Snap16 October 2018Updated about 3 months ago

Poland: Another disappointment for the labour market

Both wages and employment surprised negatively in September. Weaker readings raise questions about whether salaries can grow 8% year-on-year in 4Q


Wage growth decelerated slightly from 6.8% to 6.7% YoY, below the market consensus (7.1%) and in line with our call. The detailed structure will be available in the next two weeks. We expect the slowdown to be related to a weaker performance of retail trade, transportation and administration activities. All of those sectors posted rapid wage growth in the 4Q of 2017 and the first half of 2018 and are presently returning to a more normal level (see figure 1). Furthermore, lower profits of construction companies suggest weaker wage growth in this sector in the coming months.

Looking ahead we see limited scope for further acceleration in the final aggregate – the National Bank of Poland (NBP) survey pointed to a steady number of companies mulling over wage increases in both 2Q and 3Q. Given a slowdown of industrial activity in the eurozone and greater pessimism amongst surveyed industries in Poland, we expect a lower number of firms to report wage hike plans in 4Q.

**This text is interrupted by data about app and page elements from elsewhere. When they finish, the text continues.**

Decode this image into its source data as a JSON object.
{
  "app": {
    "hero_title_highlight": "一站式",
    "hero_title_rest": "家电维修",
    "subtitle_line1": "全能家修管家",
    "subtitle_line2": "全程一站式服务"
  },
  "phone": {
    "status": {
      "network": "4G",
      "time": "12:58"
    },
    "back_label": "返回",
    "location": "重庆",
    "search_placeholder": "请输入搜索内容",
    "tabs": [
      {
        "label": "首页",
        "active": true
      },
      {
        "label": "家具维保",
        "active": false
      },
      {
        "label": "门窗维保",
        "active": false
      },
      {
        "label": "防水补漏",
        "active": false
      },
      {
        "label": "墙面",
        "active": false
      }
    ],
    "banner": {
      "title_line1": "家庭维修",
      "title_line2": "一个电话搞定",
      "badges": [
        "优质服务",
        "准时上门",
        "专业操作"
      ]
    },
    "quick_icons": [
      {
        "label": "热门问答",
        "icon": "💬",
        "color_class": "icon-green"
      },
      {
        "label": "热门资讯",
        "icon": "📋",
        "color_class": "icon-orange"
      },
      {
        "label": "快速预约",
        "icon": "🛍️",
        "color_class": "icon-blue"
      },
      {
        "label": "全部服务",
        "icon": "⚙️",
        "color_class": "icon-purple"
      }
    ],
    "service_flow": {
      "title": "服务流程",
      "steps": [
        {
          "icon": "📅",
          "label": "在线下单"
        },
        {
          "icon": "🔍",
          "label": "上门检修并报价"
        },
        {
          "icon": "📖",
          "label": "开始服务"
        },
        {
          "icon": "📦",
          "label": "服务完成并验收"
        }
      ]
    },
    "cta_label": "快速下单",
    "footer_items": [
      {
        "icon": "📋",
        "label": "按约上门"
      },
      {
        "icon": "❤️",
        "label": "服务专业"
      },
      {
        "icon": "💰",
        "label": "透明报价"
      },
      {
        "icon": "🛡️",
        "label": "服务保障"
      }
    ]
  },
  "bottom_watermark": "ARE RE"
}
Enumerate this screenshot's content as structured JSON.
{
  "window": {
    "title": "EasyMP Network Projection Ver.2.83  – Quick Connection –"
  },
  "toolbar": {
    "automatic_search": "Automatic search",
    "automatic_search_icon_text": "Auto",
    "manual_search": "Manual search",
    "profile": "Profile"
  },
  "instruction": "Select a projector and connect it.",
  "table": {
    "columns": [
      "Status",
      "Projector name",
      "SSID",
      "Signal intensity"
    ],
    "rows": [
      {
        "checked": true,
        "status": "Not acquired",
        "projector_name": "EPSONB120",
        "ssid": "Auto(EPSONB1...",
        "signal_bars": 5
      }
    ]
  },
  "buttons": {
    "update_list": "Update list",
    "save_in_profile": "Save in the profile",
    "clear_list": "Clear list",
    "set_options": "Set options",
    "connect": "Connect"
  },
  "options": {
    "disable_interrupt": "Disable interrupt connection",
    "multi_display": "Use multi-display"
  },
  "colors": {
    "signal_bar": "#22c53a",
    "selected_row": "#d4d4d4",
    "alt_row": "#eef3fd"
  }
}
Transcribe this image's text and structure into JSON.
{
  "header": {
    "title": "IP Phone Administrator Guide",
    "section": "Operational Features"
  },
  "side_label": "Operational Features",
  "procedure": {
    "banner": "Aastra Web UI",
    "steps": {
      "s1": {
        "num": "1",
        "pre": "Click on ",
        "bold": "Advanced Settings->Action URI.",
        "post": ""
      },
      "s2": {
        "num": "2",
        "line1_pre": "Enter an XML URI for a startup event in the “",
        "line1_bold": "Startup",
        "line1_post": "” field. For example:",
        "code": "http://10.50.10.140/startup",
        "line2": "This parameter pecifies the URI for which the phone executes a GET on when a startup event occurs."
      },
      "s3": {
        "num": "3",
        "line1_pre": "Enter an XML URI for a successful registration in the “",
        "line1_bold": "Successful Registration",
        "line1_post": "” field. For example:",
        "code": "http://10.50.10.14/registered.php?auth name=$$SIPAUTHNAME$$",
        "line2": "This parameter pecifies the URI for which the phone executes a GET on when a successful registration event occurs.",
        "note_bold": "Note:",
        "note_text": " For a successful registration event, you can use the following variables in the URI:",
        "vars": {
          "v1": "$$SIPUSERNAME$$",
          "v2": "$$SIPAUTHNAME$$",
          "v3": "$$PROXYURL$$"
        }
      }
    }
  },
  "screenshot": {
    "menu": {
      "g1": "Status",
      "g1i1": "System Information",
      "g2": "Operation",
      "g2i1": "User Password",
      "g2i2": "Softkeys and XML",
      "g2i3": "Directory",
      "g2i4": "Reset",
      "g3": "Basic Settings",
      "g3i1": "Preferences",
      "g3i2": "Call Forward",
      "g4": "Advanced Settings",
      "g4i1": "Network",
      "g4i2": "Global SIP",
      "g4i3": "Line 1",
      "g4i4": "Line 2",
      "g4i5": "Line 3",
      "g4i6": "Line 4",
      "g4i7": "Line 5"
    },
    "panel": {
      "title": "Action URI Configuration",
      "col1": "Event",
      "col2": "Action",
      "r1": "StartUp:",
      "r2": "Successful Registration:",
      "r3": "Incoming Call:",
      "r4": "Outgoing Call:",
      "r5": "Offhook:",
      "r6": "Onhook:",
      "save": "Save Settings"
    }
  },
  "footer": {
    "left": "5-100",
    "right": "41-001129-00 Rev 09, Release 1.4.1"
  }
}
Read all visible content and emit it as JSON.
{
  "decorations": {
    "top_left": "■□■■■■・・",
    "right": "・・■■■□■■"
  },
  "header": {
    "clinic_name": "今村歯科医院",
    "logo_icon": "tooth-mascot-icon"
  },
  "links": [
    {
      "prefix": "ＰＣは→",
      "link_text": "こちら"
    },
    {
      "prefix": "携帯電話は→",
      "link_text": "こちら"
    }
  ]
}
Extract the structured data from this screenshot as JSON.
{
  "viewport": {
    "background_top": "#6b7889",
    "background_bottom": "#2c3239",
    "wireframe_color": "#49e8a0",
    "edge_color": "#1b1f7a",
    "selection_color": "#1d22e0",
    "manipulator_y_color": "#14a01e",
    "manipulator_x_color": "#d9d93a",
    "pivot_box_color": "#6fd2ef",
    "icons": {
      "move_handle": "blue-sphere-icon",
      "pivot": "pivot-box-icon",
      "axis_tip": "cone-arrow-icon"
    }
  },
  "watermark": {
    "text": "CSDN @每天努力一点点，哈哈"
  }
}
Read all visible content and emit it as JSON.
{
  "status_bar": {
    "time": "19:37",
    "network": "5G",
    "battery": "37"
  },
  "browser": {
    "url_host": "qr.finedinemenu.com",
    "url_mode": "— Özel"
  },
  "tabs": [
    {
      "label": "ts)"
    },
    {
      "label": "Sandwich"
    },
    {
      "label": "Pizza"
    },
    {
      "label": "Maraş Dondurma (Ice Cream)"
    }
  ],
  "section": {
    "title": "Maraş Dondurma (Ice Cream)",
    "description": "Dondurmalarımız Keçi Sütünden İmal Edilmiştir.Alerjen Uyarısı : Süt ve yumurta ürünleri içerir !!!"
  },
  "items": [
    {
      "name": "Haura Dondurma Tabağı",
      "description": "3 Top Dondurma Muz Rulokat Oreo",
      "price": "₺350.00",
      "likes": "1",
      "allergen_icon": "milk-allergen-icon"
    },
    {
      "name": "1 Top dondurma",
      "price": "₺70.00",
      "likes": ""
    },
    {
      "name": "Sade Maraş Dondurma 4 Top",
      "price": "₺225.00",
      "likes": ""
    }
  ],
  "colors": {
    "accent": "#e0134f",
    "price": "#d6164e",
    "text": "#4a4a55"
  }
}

We see increased downward risk to our call of wage growth at 8-8.5%YoY in 4Q. The readings for November and December should be boosted by bonus payments in the mining sector. Still, the overall trend points to a modest deceleration rather than an increase. In 1Q of 2019, the trajectory will be boosted by the regulatory rise of the minimum wage (7.1% vs. 5% in 2018), which should add 0.3 percentage points to the overall wage trajectory.

Enterprise employment decelerated from 3.4% to 3.2% YoY. The reason is twofold – the labour shortage creates supply-side barriers, while recent surveys show a lower willingness to increase employment among companies (visible in the vacancies data). Still, the number of workers laid off due to problems with their employers is still is in a downward trend (despite an increase in the bankruptcy rate reported by the likes of credit insurer Coface), which suggests a benign moderation of activity in the next few quarters rather than a sharp slowdown.

Fig1: Wage dynamics in selected sectors (%YoY)

Data transformerd with TRAMO/SEATS algorithm. 

GUS, transformation by ING
GUS, transformation by ING

Fig2: Upward trend in construction sector wages likely to end in the coming months.